There are two types of isotonic contractions: (1) concentric and (2) eccentric. In a concentric contraction, the muscle tension rises to meet the resistance, then remains the same as the muscle shortens. In eccentric, the muscle lengthens due to the resistance being greater than the force the muscle is producing.
This type is typical of most exercise. The external force on the muscle is less than the force the muscle is generating - a shortening contraction. The effect is not visible during the classic biceps curl, which is in fact auxotonic because the resistance (torque due to the weight being lifted) does not remain the same through the exercise. Tension is highest at a parallel to the floor level, and eases off above and below this point. Therefore tension changes as well as muscle length.
There are two main features to note regarding eccentric contractions. First, the absolute tensions achieved can be very high relative to the muscle's maximum tetanic tension generating capacity (you can set down a much heavier object than you can lift). Second, the absolute tension is relatively independent of lengthening velocity. This suggests that skeletal muscles are very resistant to lengthening, thereby allowing very high levels of tension to develop as can occur in isometric exercise.

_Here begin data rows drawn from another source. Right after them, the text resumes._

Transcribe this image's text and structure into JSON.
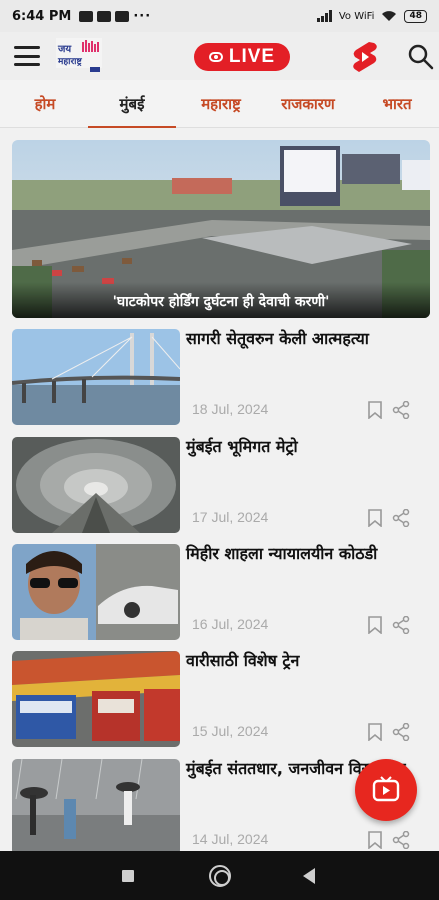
{
  "status": {
    "time": "6:44 PM",
    "net": "Vo WiFi",
    "battery": "48"
  },
  "header": {
    "live_label": "LIVE",
    "colors": {
      "live": "#e31f26",
      "tab_text": "#c64a25"
    }
  },
  "tabs": [
    {
      "label": "होम"
    },
    {
      "label": "मुंबई",
      "active": true
    },
    {
      "label": "महाराष्ट्र"
    },
    {
      "label": "राजकारण"
    },
    {
      "label": "भारत"
    }
  ],
  "hero": {
    "caption": "'घाटकोपर होर्डिंग दुर्घटना ही देवाची करणी'"
  },
  "articles": [
    {
      "title": "सागरी सेतूवरुन केली आत्महत्या",
      "date": "18 Jul, 2024"
    },
    {
      "title": "मुंबईत भूमिगत मेट्रो",
      "date": "17 Jul, 2024"
    },
    {
      "title": "मिहीर शाहला न्यायालयीन कोठडी",
      "date": "16 Jul, 2024"
    },
    {
      "title": "वारीसाठी विशेष ट्रेन",
      "date": "15 Jul, 2024"
    },
    {
      "title": "मुंबईत संततधार, जनजीवन विस्कळीत",
      "date": "14 Jul, 2024"
    }
  ]
}
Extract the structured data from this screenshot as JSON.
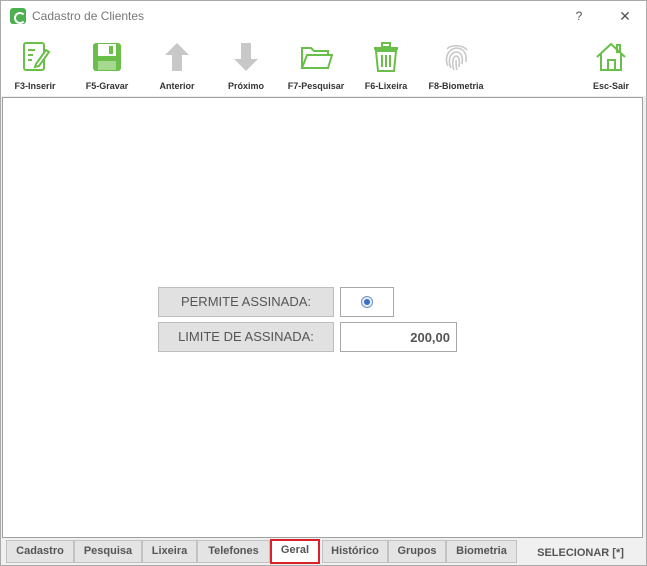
{
  "window": {
    "title": "Cadastro de Clientes",
    "help_glyph": "?",
    "close_glyph": "✕"
  },
  "toolbar": {
    "buttons": [
      {
        "label": "F3-Inserir",
        "icon": "edit-document-icon",
        "enabled": true
      },
      {
        "label": "F5-Gravar",
        "icon": "floppy-disk-icon",
        "enabled": true
      },
      {
        "label": "Anterior",
        "icon": "arrow-up-icon",
        "enabled": false
      },
      {
        "label": "Próximo",
        "icon": "arrow-down-icon",
        "enabled": false
      },
      {
        "label": "F7-Pesquisar",
        "icon": "folder-icon",
        "enabled": true
      },
      {
        "label": "F6-Lixeira",
        "icon": "trash-icon",
        "enabled": true
      },
      {
        "label": "F8-Biometria",
        "icon": "fingerprint-icon",
        "enabled": false
      },
      {
        "label": "Esc-Sair",
        "icon": "home-icon",
        "enabled": true
      }
    ]
  },
  "form": {
    "permite_assinada_label": "PERMITE ASSINADA:",
    "permite_assinada_checked": true,
    "limite_assinada_label": "LIMITE DE ASSINADA:",
    "limite_assinada_value": "200,00"
  },
  "tabs": [
    {
      "label": "Cadastro",
      "active": false
    },
    {
      "label": "Pesquisa",
      "active": false
    },
    {
      "label": "Lixeira",
      "active": false
    },
    {
      "label": "Telefones",
      "active": false
    },
    {
      "label": "Geral",
      "active": true
    },
    {
      "label": "Histórico",
      "active": false
    },
    {
      "label": "Grupos",
      "active": false
    },
    {
      "label": "Biometria",
      "active": false
    }
  ],
  "status": {
    "text": "SELECIONAR [*]"
  },
  "colors": {
    "icon_green": "#6abf4b",
    "icon_disabled": "#c8c8c8",
    "active_tab_border": "#d8232a"
  }
}
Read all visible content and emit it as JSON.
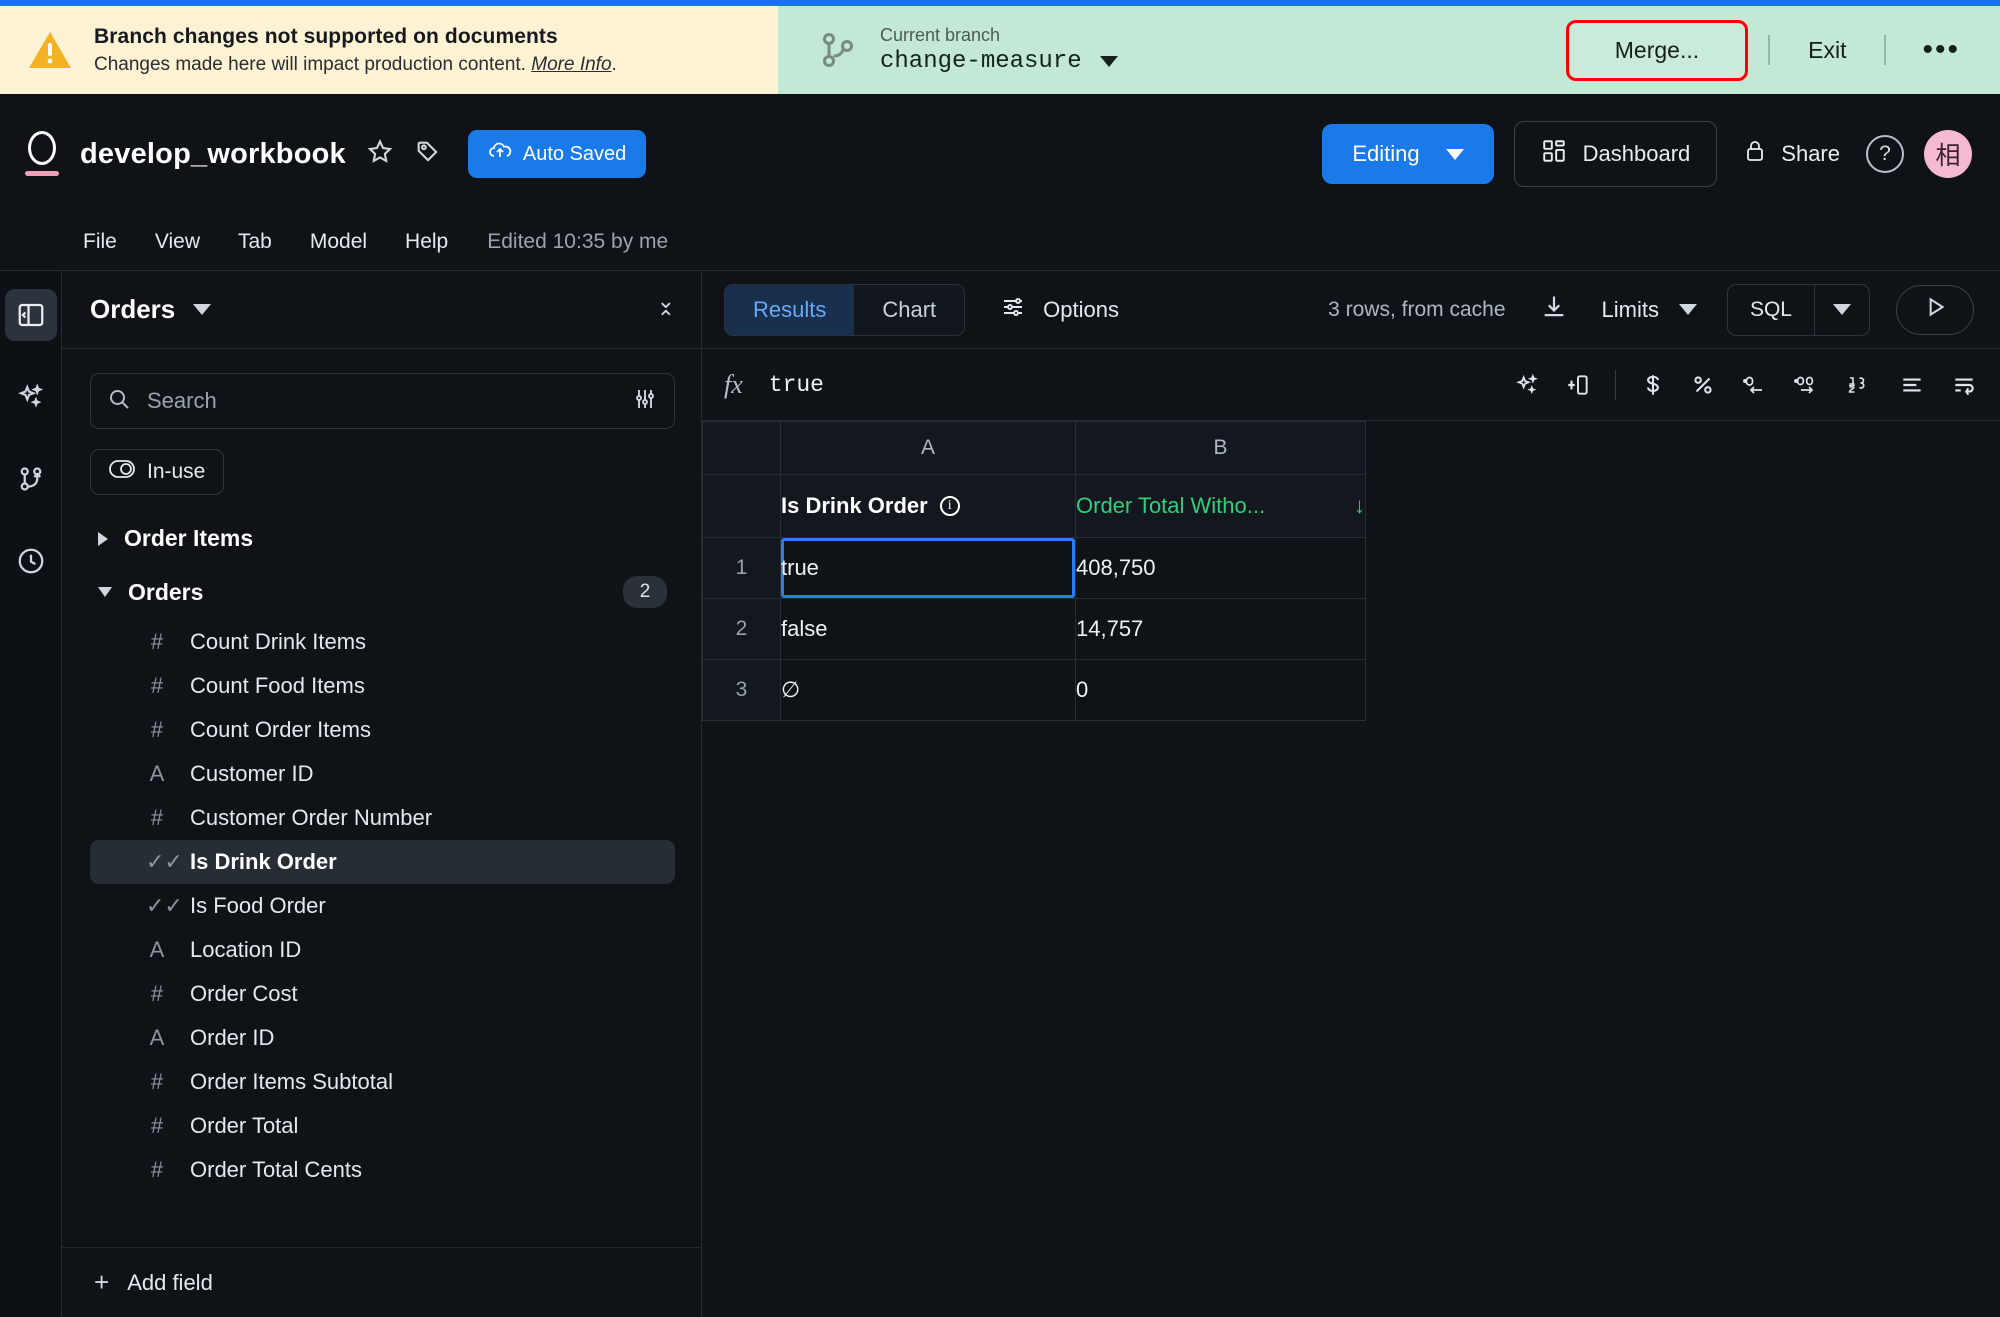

Muscle injury and soreness are selectively associated with eccentric contraction (Fridén et al. 1984; Evans et al. 1985; Fridén and Lieber, 1992). However, muscle strengthening may be greatest using exercises that involve eccentric contractions because high levels of tension generate the signals for muscle strengthening.
This is almost an isotonic contraction because there is some fluctuation towards the end of the contraction. For example, the heart's ventricles contract to expel blood into the pulmonary artery and aorta. As the blood flows out, the previous built-up load is decreased and hence less force is required to expel the rest of the blood. Thus the tension is reduced.